Data excerpts START
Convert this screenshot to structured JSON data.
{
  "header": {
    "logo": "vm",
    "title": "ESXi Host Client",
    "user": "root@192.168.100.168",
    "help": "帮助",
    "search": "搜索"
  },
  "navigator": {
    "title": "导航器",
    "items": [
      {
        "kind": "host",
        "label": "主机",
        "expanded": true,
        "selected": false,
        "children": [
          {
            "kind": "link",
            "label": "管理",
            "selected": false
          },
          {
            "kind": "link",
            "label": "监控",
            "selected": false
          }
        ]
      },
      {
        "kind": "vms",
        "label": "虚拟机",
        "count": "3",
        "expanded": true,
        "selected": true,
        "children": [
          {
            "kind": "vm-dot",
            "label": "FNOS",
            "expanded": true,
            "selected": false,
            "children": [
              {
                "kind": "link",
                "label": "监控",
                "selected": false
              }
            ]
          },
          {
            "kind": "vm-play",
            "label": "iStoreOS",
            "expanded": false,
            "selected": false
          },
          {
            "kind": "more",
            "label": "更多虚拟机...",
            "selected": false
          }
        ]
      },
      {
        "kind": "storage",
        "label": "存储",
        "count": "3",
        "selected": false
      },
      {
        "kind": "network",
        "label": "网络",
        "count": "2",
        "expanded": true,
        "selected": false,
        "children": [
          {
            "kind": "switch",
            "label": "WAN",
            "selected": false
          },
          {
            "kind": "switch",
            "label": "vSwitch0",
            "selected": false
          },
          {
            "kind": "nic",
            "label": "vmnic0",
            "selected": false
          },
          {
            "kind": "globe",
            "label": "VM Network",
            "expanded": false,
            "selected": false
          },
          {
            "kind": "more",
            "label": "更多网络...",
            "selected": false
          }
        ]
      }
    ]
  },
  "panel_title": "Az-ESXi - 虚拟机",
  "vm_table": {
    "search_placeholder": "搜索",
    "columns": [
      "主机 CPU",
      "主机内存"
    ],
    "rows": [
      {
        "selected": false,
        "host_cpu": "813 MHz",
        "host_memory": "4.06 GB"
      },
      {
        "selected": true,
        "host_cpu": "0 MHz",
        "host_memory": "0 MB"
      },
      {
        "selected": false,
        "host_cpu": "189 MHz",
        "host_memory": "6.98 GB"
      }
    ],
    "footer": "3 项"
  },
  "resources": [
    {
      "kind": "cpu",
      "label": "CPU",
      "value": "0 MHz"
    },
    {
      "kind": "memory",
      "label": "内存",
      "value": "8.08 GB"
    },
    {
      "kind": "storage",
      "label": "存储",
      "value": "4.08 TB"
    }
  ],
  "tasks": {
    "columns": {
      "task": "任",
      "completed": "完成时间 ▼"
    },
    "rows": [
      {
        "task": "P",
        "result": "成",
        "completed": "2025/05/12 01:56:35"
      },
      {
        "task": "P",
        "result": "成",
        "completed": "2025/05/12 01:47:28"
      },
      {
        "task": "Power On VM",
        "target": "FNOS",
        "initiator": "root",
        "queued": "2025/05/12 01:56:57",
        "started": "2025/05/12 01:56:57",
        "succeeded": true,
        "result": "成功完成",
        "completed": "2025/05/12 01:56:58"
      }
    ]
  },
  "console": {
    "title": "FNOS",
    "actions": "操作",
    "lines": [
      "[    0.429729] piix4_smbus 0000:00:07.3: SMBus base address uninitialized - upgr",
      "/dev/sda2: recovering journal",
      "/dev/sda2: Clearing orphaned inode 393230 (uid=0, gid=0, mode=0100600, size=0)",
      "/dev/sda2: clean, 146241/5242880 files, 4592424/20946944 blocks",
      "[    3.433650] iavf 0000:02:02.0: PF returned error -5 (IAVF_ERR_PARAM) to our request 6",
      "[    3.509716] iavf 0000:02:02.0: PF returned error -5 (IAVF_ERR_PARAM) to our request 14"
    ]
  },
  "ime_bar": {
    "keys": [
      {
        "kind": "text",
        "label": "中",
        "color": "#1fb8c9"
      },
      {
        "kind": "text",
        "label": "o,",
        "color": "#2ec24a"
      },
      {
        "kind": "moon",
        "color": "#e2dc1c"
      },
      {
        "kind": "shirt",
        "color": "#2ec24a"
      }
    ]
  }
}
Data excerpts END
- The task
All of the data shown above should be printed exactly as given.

- Solution
Convert this screenshot to structured JSON data.
{
  "header": {
    "logo": "vm",
    "title": "ESXi Host Client",
    "user": "root@192.168.100.168",
    "help": "帮助",
    "search": "搜索"
  },
  "navigator": {
    "title": "导航器",
    "items": [
      {
        "kind": "host",
        "label": "主机",
        "expanded": true,
        "selected": false,
        "children": [
          {
            "kind": "link",
            "label": "管理",
            "selected": false
          },
          {
            "kind": "link",
            "label": "监控",
            "selected": false
          }
        ]
      },
      {
        "kind": "vms",
        "label": "虚拟机",
        "count": "3",
        "expanded": true,
        "selected": true,
        "children": [
          {
            "kind": "vm-dot",
            "label": "FNOS",
            "expanded": true,
            "selected": false,
            "children": [
              {
                "kind": "link",
                "label": "监控",
                "selected": false
              }
            ]
          },
          {
            "kind": "vm-play",
            "label": "iStoreOS",
            "expanded": false,
            "selected": false
          },
          {
            "kind": "more",
            "label": "更多虚拟机...",
            "selected": false
          }
        ]
      },
      {
        "kind": "storage",
        "label": "存储",
        "count": "3",
        "selected": false
      },
      {
        "kind": "network",
        "label": "网络",
        "count": "2",
        "expanded": true,
        "selected": false,
        "children": [
          {
            "kind": "switch",
            "label": "WAN",
            "selected": false
          },
          {
            "kind": "switch",
            "label": "vSwitch0",
            "selected": false
          },
          {
            "kind": "nic",
            "label": "vmnic0",
            "selected": false
          },
          {
            "kind": "globe",
            "label": "VM Network",
            "expanded": false,
            "selected": false
          },
          {
            "kind": "more",
            "label": "更多网络...",
            "selected": false
          }
        ]
      }
    ]
  },
  "panel_title": "Az-ESXi - 虚拟机",
  "vm_table": {
    "search_placeholder": "搜索",
    "columns": [
      "主机 CPU",
      "主机内存"
    ],
    "rows": [
      {
        "selected": false,
        "host_cpu": "813 MHz",
        "host_memory": "4.06 GB"
      },
      {
        "selected": true,
        "host_cpu": "0 MHz",
        "host_memory": "0 MB"
      },
      {
        "selected": false,
        "host_cpu": "189 MHz",
        "host_memory": "6.98 GB"
      }
    ],
    "footer": "3 项"
  },
  "resources": [
    {
      "kind": "cpu",
      "label": "CPU",
      "value": "0 MHz"
    },
    {
      "kind": "memory",
      "label": "内存",
      "value": "8.08 GB"
    },
    {
      "kind": "storage",
      "label": "存储",
      "value": "4.08 TB"
    }
  ],
  "tasks": {
    "columns": {
      "task": "任",
      "completed": "完成时间 ▼"
    },
    "rows": [
      {
        "task": "P",
        "result": "成",
        "completed": "2025/05/12 01:56:35"
      },
      {
        "task": "P",
        "result": "成",
        "completed": "2025/05/12 01:47:28"
      },
      {
        "task": "Power On VM",
        "target": "FNOS",
        "initiator": "root",
        "queued": "2025/05/12 01:56:57",
        "started": "2025/05/12 01:56:57",
        "succeeded": true,
        "result": "成功完成",
        "completed": "2025/05/12 01:56:58"
      }
    ]
  },
  "console": {
    "title": "FNOS",
    "actions": "操作",
    "lines": [
      "[    0.429729] piix4_smbus 0000:00:07.3: SMBus base address uninitialized - upgr",
      "/dev/sda2: recovering journal",
      "/dev/sda2: Clearing orphaned inode 393230 (uid=0, gid=0, mode=0100600, size=0)",
      "/dev/sda2: clean, 146241/5242880 files, 4592424/20946944 blocks",
      "[    3.433650] iavf 0000:02:02.0: PF returned error -5 (IAVF_ERR_PARAM) to our request 6",
      "[    3.509716] iavf 0000:02:02.0: PF returned error -5 (IAVF_ERR_PARAM) to our request 14"
    ]
  },
  "ime_bar": {
    "keys": [
      {
        "kind": "text",
        "label": "中",
        "color": "#1fb8c9"
      },
      {
        "kind": "text",
        "label": "o,",
        "color": "#2ec24a"
      },
      {
        "kind": "moon",
        "color": "#e2dc1c"
      },
      {
        "kind": "shirt",
        "color": "#2ec24a"
      }
    ]
  }
}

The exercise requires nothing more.